That media attention, so unwelcome to India, is making it increasingly difficult for India to isolate Pakistan internationally, as it must if it is to achieve its war aim of ending Pakistani support for Kashmiri self-determmination. Here, India needs to recognize how close to Pakistani hearts is that goal, that two wars, the latter ending in the secession of East Pakistan, has failed to make Pakistanis give it up. Second, that though Kashmir was occupied by India in 1947, the people still seek the right of self-determination: Indian occupation has not changed the facts on ground.

Deeper in the background is the China-Pakistan Economic Corridor, and Indias swing towards the USA. Both Pakistan and India are trying to adjust to a changing world, one in which the great reality is not the US-Soviet rivalry, but the Sino-US one. And where India was aligned to the USSR in the first, it has swung to the USA in the second. Pakistan increases its swing to China, which sees its goodwill as neutralizing its pro-US position, bolstering it against India and helping it against Uighur nationalists (by denying them a safe haven if it was given under US influence, it would do much harm to China). India counteracts by working harder on Balochistan, giving Pakistan even more of an incentive to support the Kashmir cause.

Indian Prime Minister Narendra Modi responded to the Uri attack in a by-election speech in Kerala, calling for both countries to fight a war on poverty and ignorance. That reflects two things: both governments can ill afford the arms race that their rivalry implies. Also, both social services and defence have an insatiable appetite for money, and spending on one means less for the other.

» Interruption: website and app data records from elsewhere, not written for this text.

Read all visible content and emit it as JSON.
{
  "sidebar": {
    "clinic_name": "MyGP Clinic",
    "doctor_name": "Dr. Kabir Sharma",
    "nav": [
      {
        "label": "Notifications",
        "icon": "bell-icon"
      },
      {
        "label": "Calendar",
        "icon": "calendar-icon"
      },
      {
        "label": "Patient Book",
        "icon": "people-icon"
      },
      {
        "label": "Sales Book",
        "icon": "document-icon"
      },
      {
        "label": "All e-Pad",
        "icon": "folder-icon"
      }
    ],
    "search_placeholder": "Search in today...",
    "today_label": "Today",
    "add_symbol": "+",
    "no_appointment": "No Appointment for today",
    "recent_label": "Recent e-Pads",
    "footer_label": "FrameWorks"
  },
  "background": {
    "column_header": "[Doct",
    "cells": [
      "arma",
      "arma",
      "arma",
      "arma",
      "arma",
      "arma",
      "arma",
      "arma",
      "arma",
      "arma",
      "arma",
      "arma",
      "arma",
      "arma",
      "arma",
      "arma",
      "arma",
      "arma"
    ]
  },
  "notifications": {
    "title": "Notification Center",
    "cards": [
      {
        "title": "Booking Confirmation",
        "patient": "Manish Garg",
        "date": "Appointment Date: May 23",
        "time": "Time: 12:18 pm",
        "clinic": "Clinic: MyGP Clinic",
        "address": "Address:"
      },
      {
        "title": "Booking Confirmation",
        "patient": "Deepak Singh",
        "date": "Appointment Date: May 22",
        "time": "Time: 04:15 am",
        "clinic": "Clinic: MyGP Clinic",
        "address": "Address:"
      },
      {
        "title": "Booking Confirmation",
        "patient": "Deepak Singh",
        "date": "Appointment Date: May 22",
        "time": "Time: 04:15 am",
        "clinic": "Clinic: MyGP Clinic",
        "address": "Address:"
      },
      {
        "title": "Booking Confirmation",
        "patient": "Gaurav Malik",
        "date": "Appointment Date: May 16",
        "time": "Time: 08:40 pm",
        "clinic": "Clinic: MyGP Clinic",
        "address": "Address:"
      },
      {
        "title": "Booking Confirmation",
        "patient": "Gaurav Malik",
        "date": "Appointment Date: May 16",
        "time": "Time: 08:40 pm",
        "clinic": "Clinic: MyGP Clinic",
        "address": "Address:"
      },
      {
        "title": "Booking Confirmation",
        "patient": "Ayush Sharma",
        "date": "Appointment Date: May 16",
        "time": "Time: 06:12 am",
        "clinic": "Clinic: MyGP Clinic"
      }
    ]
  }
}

Second, this reflects the problem that Atal Behari Vajpayee, head of the previous BJP government and Foreign Minister in Indias first non-Congress government after Partition, apparently realized when he mused privately about what to do about the North (Kashmir is in Indias north-west; its border issue with China in its north-east), for he couldnt solve Indias basic problems of poverty and under-development without settling it. Modi has been elected as an economic wizard, and is expected to take India forward. At the same time, the BJP itself has become more militant, and wants Modi to follow a more aggressive policy. It is also worth noting that this is also an aspect of governance that Mian Nawaz has tried to tie himself, that of economic prosperity. Even as the war drums beat, the Nawaz government continues to tout its economic successes. One consequence has been added responsibility. War means sacrificing economic prosperity. Indeed, it can be argued that the growth of the Ayub years was stunted by the 1965 War, and though it represented a successful defence (though not achieving the aims of Operation Gibraltar), Ayubs downfall may well be traced to that war.

India has raised another spectre this time, that of a water war. That India has considered the water weapon is an indication of its desperation to make a response. Pakistan has responded by saying that it will view an abrogation of the Indus Waters Treaty as an act of war. The drying of Pakistan would obviously have vast and horrendous economic consequences, and fighting a war might be seen as no loss. Indias trying to make the SAARC Islamabad summit a failure by not only keeping away itself, but also making others stay away, is again an indication of the economic consequences, for SAARC is supposed to be an economic grouping, and this meeting was key in view of the Brexit, which has hit the European Union, the model for SAARC.

True, the peace seems to have been kept, because the world cannot afford an Indo-Pak war. But the question must be asked if the world can afford to keep on lurching like this, from one crisis to another. And what happens if one leadership, most probably the Indian, refuses to listen?